Records from a collection
_ _ _ _ _

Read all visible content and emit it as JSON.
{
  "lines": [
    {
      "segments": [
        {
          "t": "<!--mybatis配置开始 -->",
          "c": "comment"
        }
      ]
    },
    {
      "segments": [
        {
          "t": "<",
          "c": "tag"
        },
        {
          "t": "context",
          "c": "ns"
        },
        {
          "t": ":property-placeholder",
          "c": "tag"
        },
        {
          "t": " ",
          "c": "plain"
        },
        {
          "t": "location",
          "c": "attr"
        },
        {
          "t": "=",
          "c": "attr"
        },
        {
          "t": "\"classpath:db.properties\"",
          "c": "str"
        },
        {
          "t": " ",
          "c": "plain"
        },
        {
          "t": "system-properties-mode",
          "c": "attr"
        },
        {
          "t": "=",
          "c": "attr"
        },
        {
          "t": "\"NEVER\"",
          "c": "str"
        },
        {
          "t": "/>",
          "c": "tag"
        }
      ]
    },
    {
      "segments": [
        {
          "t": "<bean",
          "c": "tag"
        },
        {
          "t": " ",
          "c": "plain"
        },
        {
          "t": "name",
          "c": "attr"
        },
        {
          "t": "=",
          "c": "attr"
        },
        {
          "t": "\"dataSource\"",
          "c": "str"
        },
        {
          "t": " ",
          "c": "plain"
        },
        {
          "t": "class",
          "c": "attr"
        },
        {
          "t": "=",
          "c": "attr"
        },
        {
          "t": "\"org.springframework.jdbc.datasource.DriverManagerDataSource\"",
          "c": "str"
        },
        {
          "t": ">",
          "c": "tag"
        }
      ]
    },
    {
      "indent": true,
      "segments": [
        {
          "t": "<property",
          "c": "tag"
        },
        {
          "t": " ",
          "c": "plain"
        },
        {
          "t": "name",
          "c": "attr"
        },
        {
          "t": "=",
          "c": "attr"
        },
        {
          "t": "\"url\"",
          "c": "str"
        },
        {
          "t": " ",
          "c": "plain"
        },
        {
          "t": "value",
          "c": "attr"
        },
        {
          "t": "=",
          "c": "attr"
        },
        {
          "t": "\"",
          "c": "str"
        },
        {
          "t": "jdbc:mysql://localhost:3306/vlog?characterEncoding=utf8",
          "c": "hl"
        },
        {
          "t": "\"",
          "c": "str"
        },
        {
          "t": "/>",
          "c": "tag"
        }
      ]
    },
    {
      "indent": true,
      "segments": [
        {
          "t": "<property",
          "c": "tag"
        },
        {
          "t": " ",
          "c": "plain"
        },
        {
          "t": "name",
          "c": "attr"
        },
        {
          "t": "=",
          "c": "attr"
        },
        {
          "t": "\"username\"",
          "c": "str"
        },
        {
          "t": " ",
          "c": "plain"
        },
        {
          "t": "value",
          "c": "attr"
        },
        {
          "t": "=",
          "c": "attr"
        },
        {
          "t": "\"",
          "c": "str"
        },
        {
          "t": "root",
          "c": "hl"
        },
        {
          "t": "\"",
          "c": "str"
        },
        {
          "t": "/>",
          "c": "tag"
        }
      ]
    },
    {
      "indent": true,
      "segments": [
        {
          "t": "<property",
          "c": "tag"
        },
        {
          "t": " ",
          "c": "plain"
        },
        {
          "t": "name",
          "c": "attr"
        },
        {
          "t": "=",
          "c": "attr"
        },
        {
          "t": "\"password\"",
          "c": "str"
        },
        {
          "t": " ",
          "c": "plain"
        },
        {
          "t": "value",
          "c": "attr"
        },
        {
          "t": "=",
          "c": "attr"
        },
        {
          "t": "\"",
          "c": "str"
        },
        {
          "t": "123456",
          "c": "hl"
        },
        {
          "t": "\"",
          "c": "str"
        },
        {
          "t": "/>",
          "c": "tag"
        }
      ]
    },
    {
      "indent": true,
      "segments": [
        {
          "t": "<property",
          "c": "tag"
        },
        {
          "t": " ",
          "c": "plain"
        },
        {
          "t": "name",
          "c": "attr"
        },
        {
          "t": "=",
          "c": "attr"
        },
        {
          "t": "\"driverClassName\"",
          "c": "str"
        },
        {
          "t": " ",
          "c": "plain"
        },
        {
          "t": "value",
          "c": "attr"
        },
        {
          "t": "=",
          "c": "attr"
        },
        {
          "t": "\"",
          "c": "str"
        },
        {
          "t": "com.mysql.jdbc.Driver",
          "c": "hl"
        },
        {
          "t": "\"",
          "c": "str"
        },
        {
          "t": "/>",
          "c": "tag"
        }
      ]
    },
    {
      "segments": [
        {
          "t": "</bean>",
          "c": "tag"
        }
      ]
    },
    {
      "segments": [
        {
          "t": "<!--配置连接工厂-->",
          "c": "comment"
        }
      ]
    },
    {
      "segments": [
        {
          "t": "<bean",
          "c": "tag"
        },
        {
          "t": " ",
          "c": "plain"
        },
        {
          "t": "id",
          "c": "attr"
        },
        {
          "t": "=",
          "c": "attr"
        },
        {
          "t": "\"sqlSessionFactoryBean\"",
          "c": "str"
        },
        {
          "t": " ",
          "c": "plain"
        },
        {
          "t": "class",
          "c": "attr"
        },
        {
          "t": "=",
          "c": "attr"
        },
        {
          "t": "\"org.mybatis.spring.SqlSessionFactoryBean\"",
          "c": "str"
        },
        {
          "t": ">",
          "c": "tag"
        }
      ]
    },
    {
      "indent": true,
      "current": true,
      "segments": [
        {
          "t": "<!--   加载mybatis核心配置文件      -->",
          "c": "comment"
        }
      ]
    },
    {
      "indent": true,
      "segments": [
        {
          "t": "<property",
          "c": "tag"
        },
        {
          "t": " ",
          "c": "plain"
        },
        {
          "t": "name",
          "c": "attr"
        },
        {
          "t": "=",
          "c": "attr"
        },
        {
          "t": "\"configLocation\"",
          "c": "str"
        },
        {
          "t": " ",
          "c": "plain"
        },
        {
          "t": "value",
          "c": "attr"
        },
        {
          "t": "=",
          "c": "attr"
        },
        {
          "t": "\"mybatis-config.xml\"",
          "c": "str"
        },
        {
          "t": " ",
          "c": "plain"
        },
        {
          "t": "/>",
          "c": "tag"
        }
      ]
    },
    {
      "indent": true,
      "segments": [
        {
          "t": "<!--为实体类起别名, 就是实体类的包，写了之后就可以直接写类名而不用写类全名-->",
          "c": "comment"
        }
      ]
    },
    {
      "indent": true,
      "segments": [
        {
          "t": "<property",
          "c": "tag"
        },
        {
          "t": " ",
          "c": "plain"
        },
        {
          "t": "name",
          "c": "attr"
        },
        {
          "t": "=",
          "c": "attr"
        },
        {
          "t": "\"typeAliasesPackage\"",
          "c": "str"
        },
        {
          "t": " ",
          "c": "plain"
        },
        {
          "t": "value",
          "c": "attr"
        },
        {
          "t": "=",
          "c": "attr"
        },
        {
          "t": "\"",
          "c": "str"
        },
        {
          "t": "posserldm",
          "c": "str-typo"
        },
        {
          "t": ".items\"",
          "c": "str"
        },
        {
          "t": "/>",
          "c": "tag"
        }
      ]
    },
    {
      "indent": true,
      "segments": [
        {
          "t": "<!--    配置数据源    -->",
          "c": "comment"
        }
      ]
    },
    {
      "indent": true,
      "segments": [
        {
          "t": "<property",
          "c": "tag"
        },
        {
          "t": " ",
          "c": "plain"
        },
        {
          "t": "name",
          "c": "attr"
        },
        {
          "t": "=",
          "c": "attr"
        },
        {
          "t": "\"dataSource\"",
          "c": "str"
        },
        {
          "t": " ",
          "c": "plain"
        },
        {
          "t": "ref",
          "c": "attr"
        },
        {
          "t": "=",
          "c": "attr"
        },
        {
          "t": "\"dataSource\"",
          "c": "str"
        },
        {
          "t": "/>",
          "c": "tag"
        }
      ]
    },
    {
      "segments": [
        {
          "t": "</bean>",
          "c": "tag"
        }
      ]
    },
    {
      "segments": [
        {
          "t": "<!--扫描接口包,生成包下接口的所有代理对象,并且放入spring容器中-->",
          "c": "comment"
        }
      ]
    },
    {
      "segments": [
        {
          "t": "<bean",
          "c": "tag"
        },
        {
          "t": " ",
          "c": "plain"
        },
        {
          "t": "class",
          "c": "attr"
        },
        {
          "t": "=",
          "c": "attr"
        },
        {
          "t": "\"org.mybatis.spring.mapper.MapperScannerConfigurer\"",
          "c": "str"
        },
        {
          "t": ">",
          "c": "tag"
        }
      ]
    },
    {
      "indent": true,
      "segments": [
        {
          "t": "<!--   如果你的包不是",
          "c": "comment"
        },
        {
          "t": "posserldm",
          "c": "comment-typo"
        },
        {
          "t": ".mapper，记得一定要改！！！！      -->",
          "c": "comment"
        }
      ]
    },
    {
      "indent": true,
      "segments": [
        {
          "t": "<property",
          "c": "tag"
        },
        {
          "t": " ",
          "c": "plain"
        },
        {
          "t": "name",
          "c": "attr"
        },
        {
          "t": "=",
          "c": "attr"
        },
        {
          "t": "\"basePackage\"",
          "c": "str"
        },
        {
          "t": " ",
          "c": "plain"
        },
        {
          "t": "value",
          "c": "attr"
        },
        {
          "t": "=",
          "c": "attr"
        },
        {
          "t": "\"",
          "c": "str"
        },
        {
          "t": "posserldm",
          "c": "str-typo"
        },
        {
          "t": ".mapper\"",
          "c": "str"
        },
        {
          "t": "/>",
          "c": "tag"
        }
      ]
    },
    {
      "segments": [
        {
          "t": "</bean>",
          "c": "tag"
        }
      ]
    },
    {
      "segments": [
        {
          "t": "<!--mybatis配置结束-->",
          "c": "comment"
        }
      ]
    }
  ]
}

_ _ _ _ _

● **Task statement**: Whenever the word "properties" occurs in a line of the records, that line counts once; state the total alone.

● **Result of this task**: 2